While writing about the previous project of Projekt6 Ivana Meštrov noticed how Martina Miholić, often present in her own work, frequently subjects to tactics of exposure. After she exposed her character to reactions (Dogma Project) as well as her personality (work Tagbax/Ponos within the project Stereotipi i predrasude), Martina exposes her sketches to public reactions. Nothing new, artists do that, don’t they? Yes they do, but the established logic and exhibition-making practice mainly emphasize the interpretations of the work in prefaces and critical reviews. In the work Katalog Martina makes an inversion by exposing the book in which she collected reactions and interpretations from art historians, fellow colleagues, her students, friends and acquaintances who do not necessarily understand art (art is artificial anyway!). Encounter with the works themselves is postponed until the visit to her website or Martina’s upcoming exhibition. With the inversion of the expected sequence of communication “artist – work – interpreter”, Marta examines its complexity and ambiguity. Actually, I still have not seen Marta’s sketches. But I find the pleasure in the fact that I experience them for the first time through other people’s views – they increase my curiosity, expand the experience that is yet to come. A curator who has not seen the works – well, that’s something new, some might say. I reply: “Blessed are hose who believe without seeing.”

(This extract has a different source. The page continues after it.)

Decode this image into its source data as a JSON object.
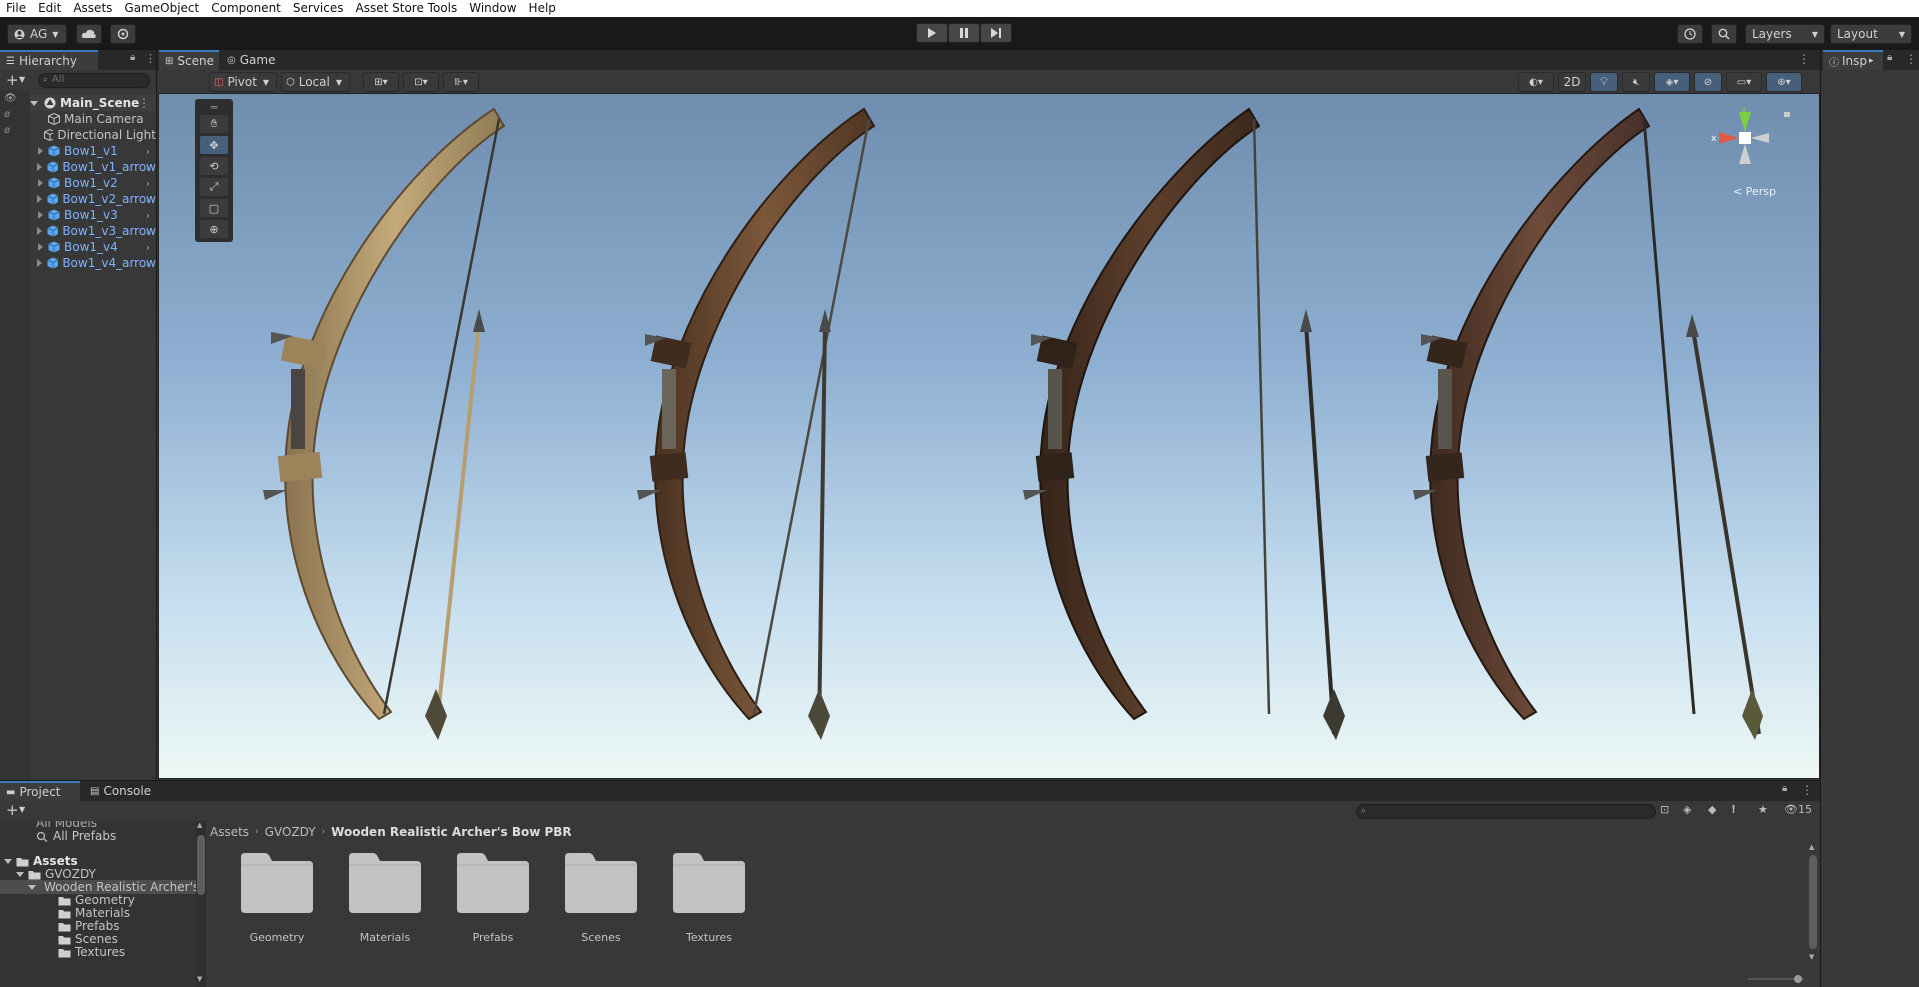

I do not intend to ironize or be blasphemous. I just want to say how Maja, Tea, Martina, Karla, Zdravko and Igor demonstrated in their deliberations how “a step closer” is really uncertain, unpredictable, at the same time hard and easy. Good thing it lasts a lifetime so we have time to learn something.